— What is being asked —
Copy the lines below word for word, skipping any image.

— Given data —
★ ★ ★ ★ ★
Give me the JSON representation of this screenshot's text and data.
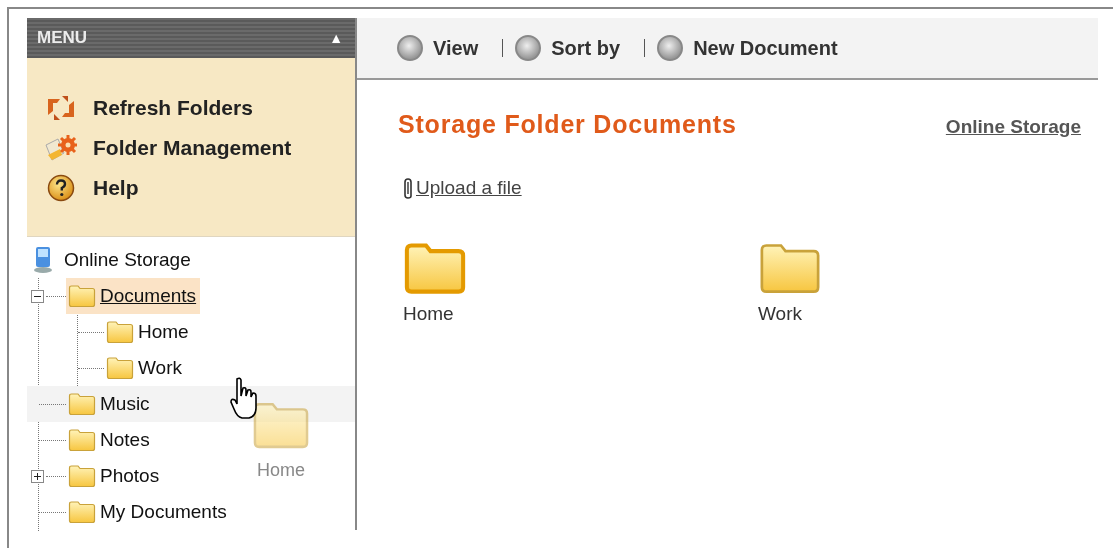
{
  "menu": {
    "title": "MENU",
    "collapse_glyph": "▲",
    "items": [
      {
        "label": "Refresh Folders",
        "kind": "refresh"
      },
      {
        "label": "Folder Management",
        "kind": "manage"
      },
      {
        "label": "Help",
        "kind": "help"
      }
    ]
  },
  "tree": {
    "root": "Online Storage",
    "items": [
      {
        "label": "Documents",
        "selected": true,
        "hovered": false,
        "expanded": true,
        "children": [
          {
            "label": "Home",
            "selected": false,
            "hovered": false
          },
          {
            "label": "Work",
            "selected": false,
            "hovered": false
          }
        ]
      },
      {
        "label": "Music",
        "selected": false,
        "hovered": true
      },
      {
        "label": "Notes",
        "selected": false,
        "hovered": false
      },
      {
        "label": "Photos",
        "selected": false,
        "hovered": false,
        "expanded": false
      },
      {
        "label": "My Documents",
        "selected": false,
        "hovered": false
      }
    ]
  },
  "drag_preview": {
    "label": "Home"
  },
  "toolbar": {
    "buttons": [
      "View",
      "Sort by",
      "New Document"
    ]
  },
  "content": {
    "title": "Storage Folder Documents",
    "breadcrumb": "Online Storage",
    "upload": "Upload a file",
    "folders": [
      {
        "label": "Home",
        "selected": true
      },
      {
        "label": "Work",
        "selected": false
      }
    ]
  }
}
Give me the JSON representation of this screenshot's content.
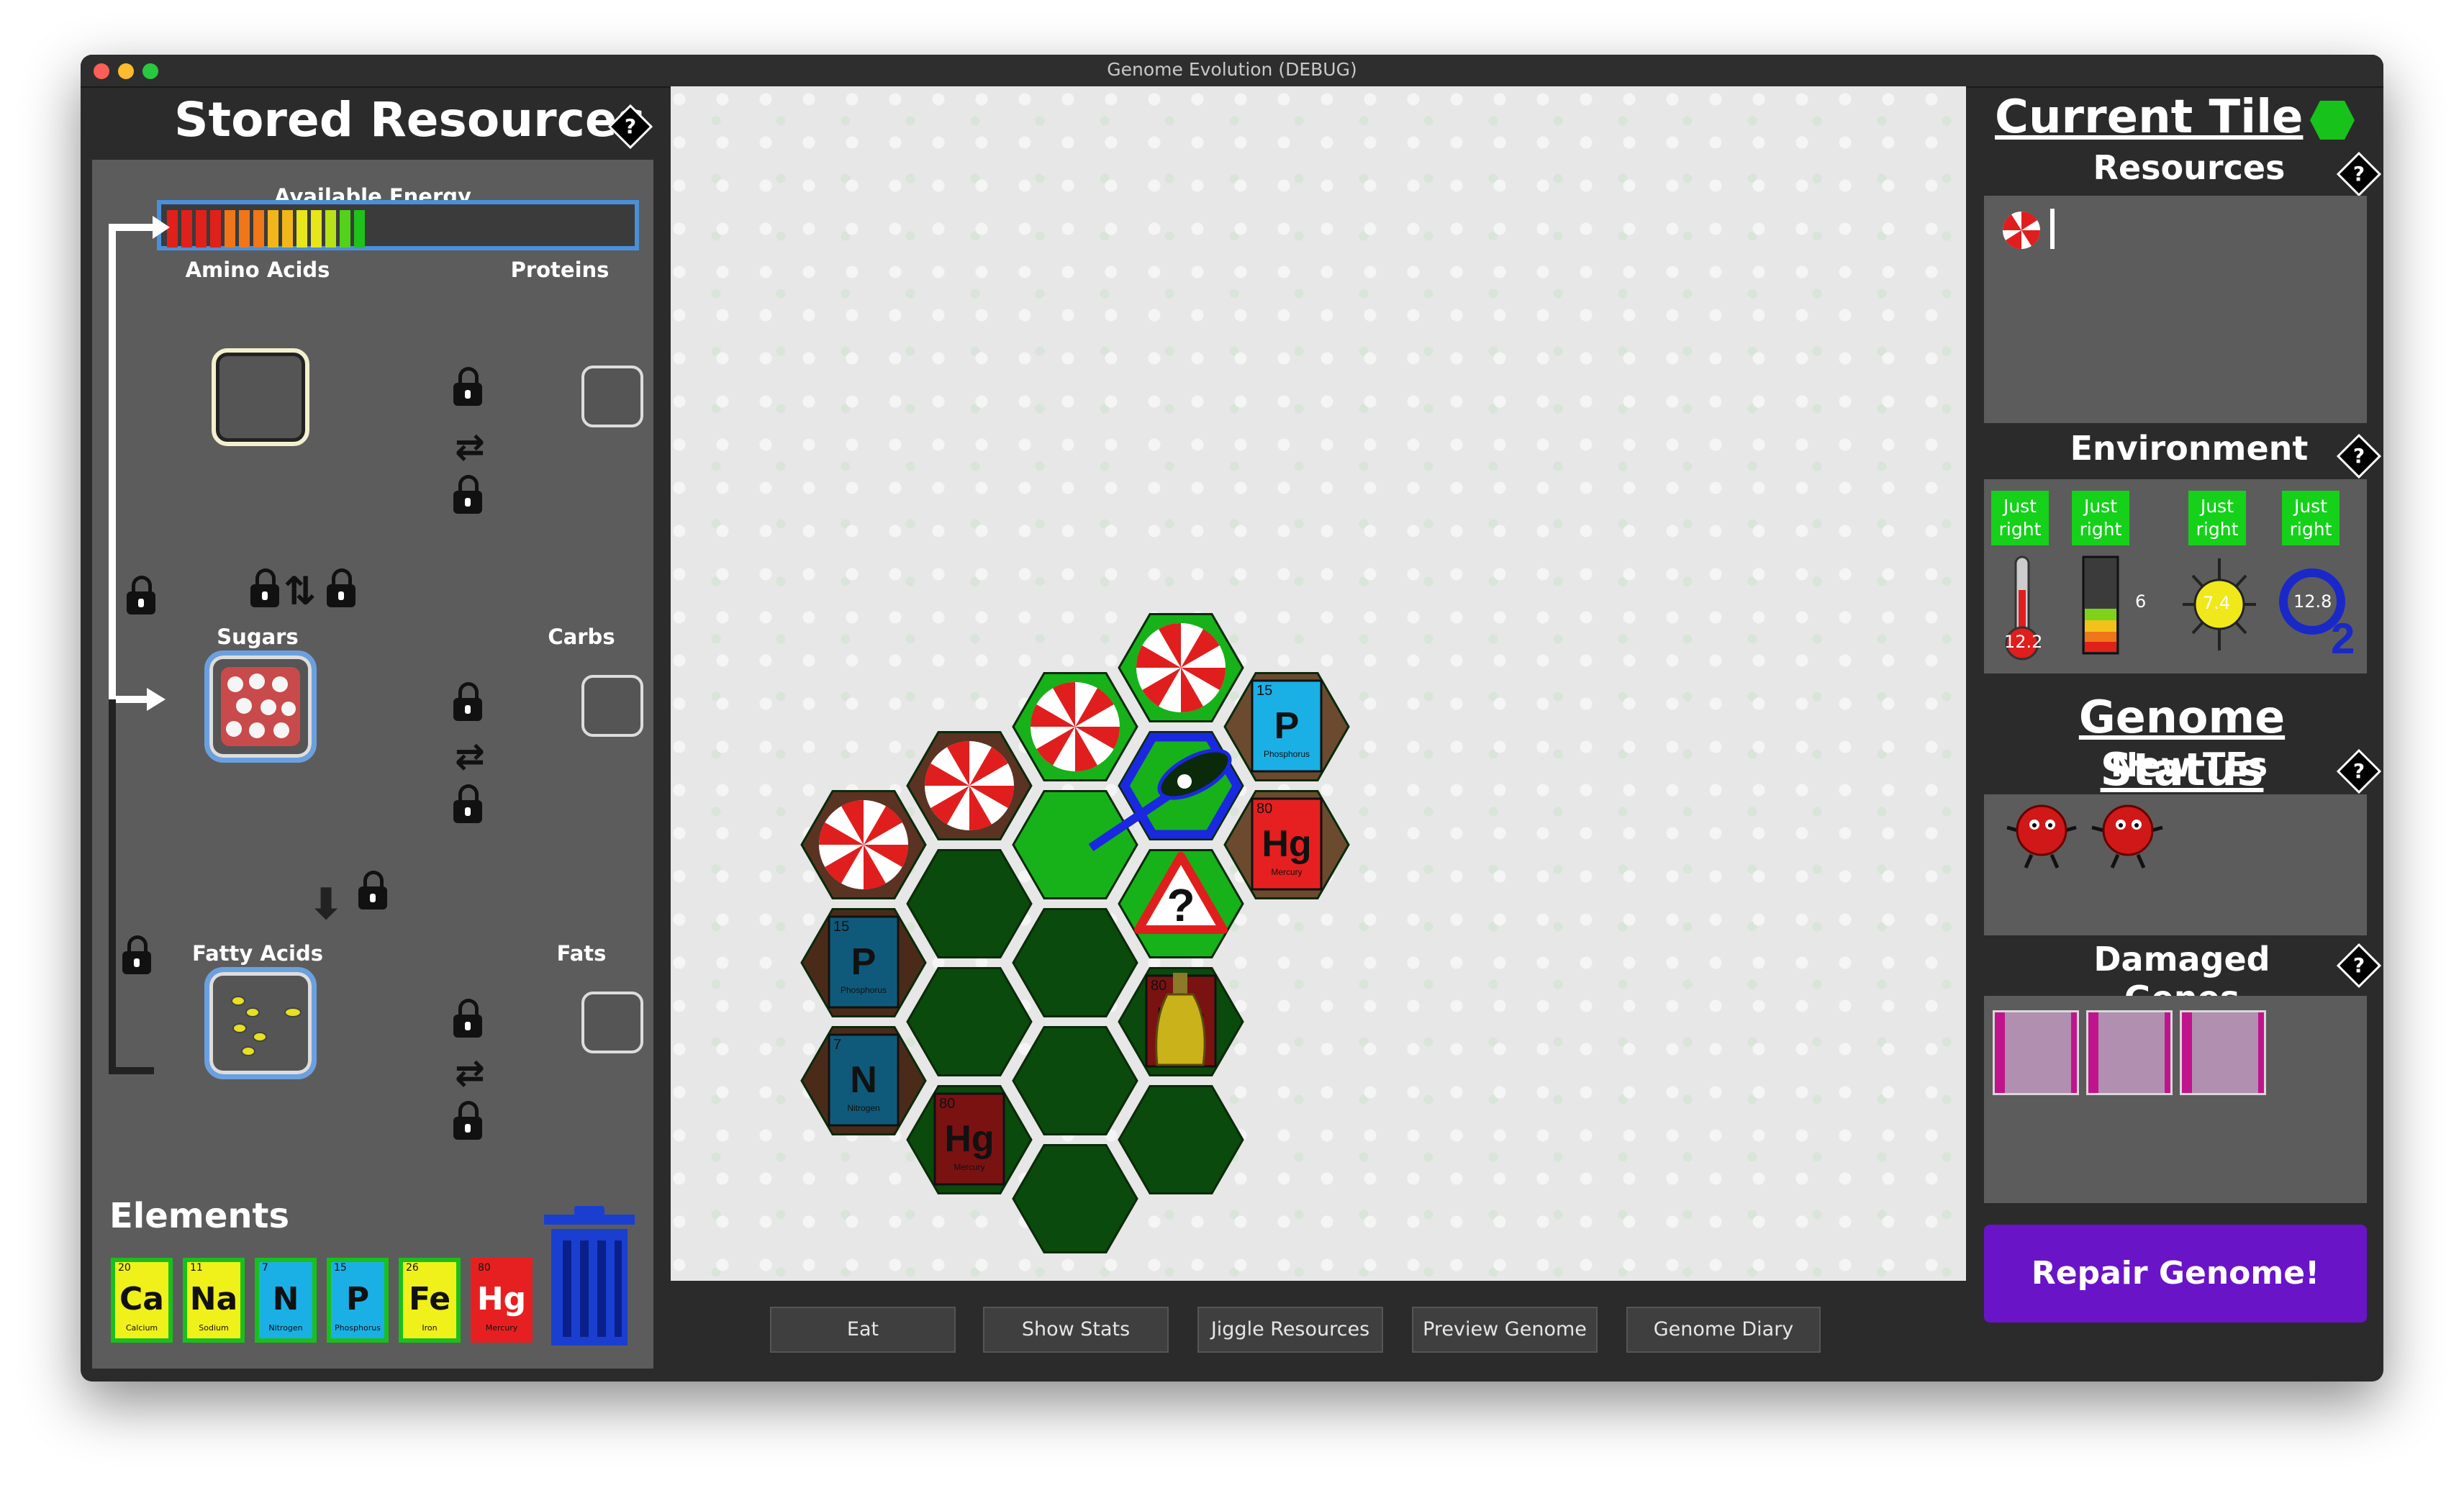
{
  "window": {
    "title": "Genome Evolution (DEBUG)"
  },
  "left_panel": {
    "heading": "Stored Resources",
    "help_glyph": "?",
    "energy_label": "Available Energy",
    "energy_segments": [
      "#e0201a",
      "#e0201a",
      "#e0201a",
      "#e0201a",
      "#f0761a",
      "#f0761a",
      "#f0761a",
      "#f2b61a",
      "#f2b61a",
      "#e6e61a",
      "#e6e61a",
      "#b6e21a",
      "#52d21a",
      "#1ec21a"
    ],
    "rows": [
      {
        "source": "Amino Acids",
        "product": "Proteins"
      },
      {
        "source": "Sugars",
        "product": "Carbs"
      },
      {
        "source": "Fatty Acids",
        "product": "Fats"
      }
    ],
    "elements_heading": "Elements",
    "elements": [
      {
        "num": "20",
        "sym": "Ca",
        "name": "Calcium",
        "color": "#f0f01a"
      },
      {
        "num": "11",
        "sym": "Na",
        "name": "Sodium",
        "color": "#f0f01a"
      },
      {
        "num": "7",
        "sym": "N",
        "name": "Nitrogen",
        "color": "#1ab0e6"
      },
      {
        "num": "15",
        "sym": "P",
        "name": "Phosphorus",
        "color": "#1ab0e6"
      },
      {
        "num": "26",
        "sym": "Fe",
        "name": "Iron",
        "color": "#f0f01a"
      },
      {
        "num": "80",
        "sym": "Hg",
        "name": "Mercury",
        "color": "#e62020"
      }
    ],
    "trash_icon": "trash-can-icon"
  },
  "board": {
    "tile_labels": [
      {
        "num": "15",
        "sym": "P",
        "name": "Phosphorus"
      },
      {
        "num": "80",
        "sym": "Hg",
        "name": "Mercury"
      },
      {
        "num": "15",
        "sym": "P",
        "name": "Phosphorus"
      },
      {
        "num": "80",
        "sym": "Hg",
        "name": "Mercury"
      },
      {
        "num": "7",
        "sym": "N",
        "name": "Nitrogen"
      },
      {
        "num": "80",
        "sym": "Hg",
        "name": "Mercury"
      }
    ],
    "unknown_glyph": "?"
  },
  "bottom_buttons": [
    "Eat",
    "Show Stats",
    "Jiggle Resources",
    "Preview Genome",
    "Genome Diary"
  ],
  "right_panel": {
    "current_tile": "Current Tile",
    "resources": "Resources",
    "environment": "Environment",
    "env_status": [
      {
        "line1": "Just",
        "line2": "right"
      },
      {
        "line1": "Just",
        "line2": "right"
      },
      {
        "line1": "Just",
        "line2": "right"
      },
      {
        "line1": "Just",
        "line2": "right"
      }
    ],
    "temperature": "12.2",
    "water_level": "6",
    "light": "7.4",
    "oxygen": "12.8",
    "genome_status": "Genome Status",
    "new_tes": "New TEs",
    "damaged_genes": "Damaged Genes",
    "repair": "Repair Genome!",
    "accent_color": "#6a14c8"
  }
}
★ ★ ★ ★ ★
— The answer —
Give me the JSON representation of this screenshot's text and data.
{
  "menu": {
    "title": "MENU",
    "collapse_glyph": "▲",
    "items": [
      {
        "label": "Refresh Folders",
        "kind": "refresh"
      },
      {
        "label": "Folder Management",
        "kind": "manage"
      },
      {
        "label": "Help",
        "kind": "help"
      }
    ]
  },
  "tree": {
    "root": "Online Storage",
    "items": [
      {
        "label": "Documents",
        "selected": true,
        "hovered": false,
        "expanded": true,
        "children": [
          {
            "label": "Home",
            "selected": false,
            "hovered": false
          },
          {
            "label": "Work",
            "selected": false,
            "hovered": false
          }
        ]
      },
      {
        "label": "Music",
        "selected": false,
        "hovered": true
      },
      {
        "label": "Notes",
        "selected": false,
        "hovered": false
      },
      {
        "label": "Photos",
        "selected": false,
        "hovered": false,
        "expanded": false
      },
      {
        "label": "My Documents",
        "selected": false,
        "hovered": false
      }
    ]
  },
  "drag_preview": {
    "label": "Home"
  },
  "toolbar": {
    "buttons": [
      "View",
      "Sort by",
      "New Document"
    ]
  },
  "content": {
    "title": "Storage Folder Documents",
    "breadcrumb": "Online Storage",
    "upload": "Upload a file",
    "folders": [
      {
        "label": "Home",
        "selected": true
      },
      {
        "label": "Work",
        "selected": false
      }
    ]
  }
}
Give me the JSON representation of this screenshot's content.
{
  "window": {
    "title": "Genome Evolution (DEBUG)"
  },
  "left_panel": {
    "heading": "Stored Resources",
    "help_glyph": "?",
    "energy_label": "Available Energy",
    "energy_segments": [
      "#e0201a",
      "#e0201a",
      "#e0201a",
      "#e0201a",
      "#f0761a",
      "#f0761a",
      "#f0761a",
      "#f2b61a",
      "#f2b61a",
      "#e6e61a",
      "#e6e61a",
      "#b6e21a",
      "#52d21a",
      "#1ec21a"
    ],
    "rows": [
      {
        "source": "Amino Acids",
        "product": "Proteins"
      },
      {
        "source": "Sugars",
        "product": "Carbs"
      },
      {
        "source": "Fatty Acids",
        "product": "Fats"
      }
    ],
    "elements_heading": "Elements",
    "elements": [
      {
        "num": "20",
        "sym": "Ca",
        "name": "Calcium",
        "color": "#f0f01a"
      },
      {
        "num": "11",
        "sym": "Na",
        "name": "Sodium",
        "color": "#f0f01a"
      },
      {
        "num": "7",
        "sym": "N",
        "name": "Nitrogen",
        "color": "#1ab0e6"
      },
      {
        "num": "15",
        "sym": "P",
        "name": "Phosphorus",
        "color": "#1ab0e6"
      },
      {
        "num": "26",
        "sym": "Fe",
        "name": "Iron",
        "color": "#f0f01a"
      },
      {
        "num": "80",
        "sym": "Hg",
        "name": "Mercury",
        "color": "#e62020"
      }
    ],
    "trash_icon": "trash-can-icon"
  },
  "board": {
    "tile_labels": [
      {
        "num": "15",
        "sym": "P",
        "name": "Phosphorus"
      },
      {
        "num": "80",
        "sym": "Hg",
        "name": "Mercury"
      },
      {
        "num": "15",
        "sym": "P",
        "name": "Phosphorus"
      },
      {
        "num": "80",
        "sym": "Hg",
        "name": "Mercury"
      },
      {
        "num": "7",
        "sym": "N",
        "name": "Nitrogen"
      },
      {
        "num": "80",
        "sym": "Hg",
        "name": "Mercury"
      }
    ],
    "unknown_glyph": "?"
  },
  "bottom_buttons": [
    "Eat",
    "Show Stats",
    "Jiggle Resources",
    "Preview Genome",
    "Genome Diary"
  ],
  "right_panel": {
    "current_tile": "Current Tile",
    "resources": "Resources",
    "environment": "Environment",
    "env_status": [
      {
        "line1": "Just",
        "line2": "right"
      },
      {
        "line1": "Just",
        "line2": "right"
      },
      {
        "line1": "Just",
        "line2": "right"
      },
      {
        "line1": "Just",
        "line2": "right"
      }
    ],
    "temperature": "12.2",
    "water_level": "6",
    "light": "7.4",
    "oxygen": "12.8",
    "genome_status": "Genome Status",
    "new_tes": "New TEs",
    "damaged_genes": "Damaged Genes",
    "repair": "Repair Genome!",
    "accent_color": "#6a14c8"
  }
}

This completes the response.